Dataset excerpts:
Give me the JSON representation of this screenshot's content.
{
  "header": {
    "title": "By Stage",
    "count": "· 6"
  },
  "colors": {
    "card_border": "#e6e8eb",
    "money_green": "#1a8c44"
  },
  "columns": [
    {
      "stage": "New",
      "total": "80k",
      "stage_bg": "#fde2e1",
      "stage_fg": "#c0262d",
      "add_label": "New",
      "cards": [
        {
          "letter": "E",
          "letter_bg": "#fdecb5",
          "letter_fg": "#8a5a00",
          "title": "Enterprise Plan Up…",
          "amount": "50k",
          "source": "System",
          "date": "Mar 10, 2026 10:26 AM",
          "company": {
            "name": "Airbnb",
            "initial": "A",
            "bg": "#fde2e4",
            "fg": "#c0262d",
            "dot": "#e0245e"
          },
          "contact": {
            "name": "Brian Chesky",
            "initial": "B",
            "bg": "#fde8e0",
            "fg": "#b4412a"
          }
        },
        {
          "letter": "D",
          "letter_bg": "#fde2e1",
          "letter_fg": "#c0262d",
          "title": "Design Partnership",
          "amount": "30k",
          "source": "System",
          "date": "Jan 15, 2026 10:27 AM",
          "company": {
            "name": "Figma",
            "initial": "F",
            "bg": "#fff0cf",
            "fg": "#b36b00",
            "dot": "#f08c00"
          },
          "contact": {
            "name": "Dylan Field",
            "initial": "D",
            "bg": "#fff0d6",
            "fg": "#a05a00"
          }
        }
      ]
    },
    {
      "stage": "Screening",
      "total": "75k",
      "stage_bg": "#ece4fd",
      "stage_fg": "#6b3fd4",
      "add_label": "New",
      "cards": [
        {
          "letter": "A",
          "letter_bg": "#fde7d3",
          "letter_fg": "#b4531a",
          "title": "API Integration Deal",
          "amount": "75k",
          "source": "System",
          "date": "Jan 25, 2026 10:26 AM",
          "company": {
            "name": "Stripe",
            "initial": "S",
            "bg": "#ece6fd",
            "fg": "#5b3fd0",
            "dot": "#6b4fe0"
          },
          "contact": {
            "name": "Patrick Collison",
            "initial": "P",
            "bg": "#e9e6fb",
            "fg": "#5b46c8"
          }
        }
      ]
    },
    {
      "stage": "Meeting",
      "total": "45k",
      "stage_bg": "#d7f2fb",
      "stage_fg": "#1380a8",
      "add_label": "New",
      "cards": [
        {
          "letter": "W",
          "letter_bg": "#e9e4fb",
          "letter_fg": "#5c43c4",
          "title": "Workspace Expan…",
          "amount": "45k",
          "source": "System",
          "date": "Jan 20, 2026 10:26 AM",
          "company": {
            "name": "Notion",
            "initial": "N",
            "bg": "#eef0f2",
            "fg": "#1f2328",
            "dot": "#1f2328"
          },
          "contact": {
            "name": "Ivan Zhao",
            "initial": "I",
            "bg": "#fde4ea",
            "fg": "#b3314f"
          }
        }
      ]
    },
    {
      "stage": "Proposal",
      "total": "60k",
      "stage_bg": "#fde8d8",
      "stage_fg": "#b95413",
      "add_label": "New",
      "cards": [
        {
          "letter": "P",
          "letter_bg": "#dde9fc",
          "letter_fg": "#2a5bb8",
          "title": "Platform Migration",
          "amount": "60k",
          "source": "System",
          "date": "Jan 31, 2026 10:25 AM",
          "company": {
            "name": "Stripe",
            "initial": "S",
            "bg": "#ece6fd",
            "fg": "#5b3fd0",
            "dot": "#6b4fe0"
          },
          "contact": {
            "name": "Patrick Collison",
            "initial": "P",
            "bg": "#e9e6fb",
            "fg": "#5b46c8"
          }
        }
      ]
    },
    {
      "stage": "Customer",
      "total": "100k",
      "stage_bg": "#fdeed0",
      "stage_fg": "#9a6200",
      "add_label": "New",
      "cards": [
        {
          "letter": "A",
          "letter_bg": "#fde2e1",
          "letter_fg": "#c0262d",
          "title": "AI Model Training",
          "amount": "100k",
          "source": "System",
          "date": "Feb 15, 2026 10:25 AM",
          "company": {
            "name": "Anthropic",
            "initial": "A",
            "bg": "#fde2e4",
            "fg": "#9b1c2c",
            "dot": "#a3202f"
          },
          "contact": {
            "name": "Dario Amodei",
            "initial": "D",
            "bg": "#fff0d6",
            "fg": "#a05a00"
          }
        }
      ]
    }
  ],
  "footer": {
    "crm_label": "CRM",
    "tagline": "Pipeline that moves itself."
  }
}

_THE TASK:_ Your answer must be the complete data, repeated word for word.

_OUTPUT OF THE TASK:_
Give me the JSON representation of this screenshot's content.
{
  "header": {
    "title": "By Stage",
    "count": "· 6"
  },
  "colors": {
    "card_border": "#e6e8eb",
    "money_green": "#1a8c44"
  },
  "columns": [
    {
      "stage": "New",
      "total": "80k",
      "stage_bg": "#fde2e1",
      "stage_fg": "#c0262d",
      "add_label": "New",
      "cards": [
        {
          "letter": "E",
          "letter_bg": "#fdecb5",
          "letter_fg": "#8a5a00",
          "title": "Enterprise Plan Up…",
          "amount": "50k",
          "source": "System",
          "date": "Mar 10, 2026 10:26 AM",
          "company": {
            "name": "Airbnb",
            "initial": "A",
            "bg": "#fde2e4",
            "fg": "#c0262d",
            "dot": "#e0245e"
          },
          "contact": {
            "name": "Brian Chesky",
            "initial": "B",
            "bg": "#fde8e0",
            "fg": "#b4412a"
          }
        },
        {
          "letter": "D",
          "letter_bg": "#fde2e1",
          "letter_fg": "#c0262d",
          "title": "Design Partnership",
          "amount": "30k",
          "source": "System",
          "date": "Jan 15, 2026 10:27 AM",
          "company": {
            "name": "Figma",
            "initial": "F",
            "bg": "#fff0cf",
            "fg": "#b36b00",
            "dot": "#f08c00"
          },
          "contact": {
            "name": "Dylan Field",
            "initial": "D",
            "bg": "#fff0d6",
            "fg": "#a05a00"
          }
        }
      ]
    },
    {
      "stage": "Screening",
      "total": "75k",
      "stage_bg": "#ece4fd",
      "stage_fg": "#6b3fd4",
      "add_label": "New",
      "cards": [
        {
          "letter": "A",
          "letter_bg": "#fde7d3",
          "letter_fg": "#b4531a",
          "title": "API Integration Deal",
          "amount": "75k",
          "source": "System",
          "date": "Jan 25, 2026 10:26 AM",
          "company": {
            "name": "Stripe",
            "initial": "S",
            "bg": "#ece6fd",
            "fg": "#5b3fd0",
            "dot": "#6b4fe0"
          },
          "contact": {
            "name": "Patrick Collison",
            "initial": "P",
            "bg": "#e9e6fb",
            "fg": "#5b46c8"
          }
        }
      ]
    },
    {
      "stage": "Meeting",
      "total": "45k",
      "stage_bg": "#d7f2fb",
      "stage_fg": "#1380a8",
      "add_label": "New",
      "cards": [
        {
          "letter": "W",
          "letter_bg": "#e9e4fb",
          "letter_fg": "#5c43c4",
          "title": "Workspace Expan…",
          "amount": "45k",
          "source": "System",
          "date": "Jan 20, 2026 10:26 AM",
          "company": {
            "name": "Notion",
            "initial": "N",
            "bg": "#eef0f2",
            "fg": "#1f2328",
            "dot": "#1f2328"
          },
          "contact": {
            "name": "Ivan Zhao",
            "initial": "I",
            "bg": "#fde4ea",
            "fg": "#b3314f"
          }
        }
      ]
    },
    {
      "stage": "Proposal",
      "total": "60k",
      "stage_bg": "#fde8d8",
      "stage_fg": "#b95413",
      "add_label": "New",
      "cards": [
        {
          "letter": "P",
          "letter_bg": "#dde9fc",
          "letter_fg": "#2a5bb8",
          "title": "Platform Migration",
          "amount": "60k",
          "source": "System",
          "date": "Jan 31, 2026 10:25 AM",
          "company": {
            "name": "Stripe",
            "initial": "S",
            "bg": "#ece6fd",
            "fg": "#5b3fd0",
            "dot": "#6b4fe0"
          },
          "contact": {
            "name": "Patrick Collison",
            "initial": "P",
            "bg": "#e9e6fb",
            "fg": "#5b46c8"
          }
        }
      ]
    },
    {
      "stage": "Customer",
      "total": "100k",
      "stage_bg": "#fdeed0",
      "stage_fg": "#9a6200",
      "add_label": "New",
      "cards": [
        {
          "letter": "A",
          "letter_bg": "#fde2e1",
          "letter_fg": "#c0262d",
          "title": "AI Model Training",
          "amount": "100k",
          "source": "System",
          "date": "Feb 15, 2026 10:25 AM",
          "company": {
            "name": "Anthropic",
            "initial": "A",
            "bg": "#fde2e4",
            "fg": "#9b1c2c",
            "dot": "#a3202f"
          },
          "contact": {
            "name": "Dario Amodei",
            "initial": "D",
            "bg": "#fff0d6",
            "fg": "#a05a00"
          }
        }
      ]
    }
  ],
  "footer": {
    "crm_label": "CRM",
    "tagline": "Pipeline that moves itself."
  }
}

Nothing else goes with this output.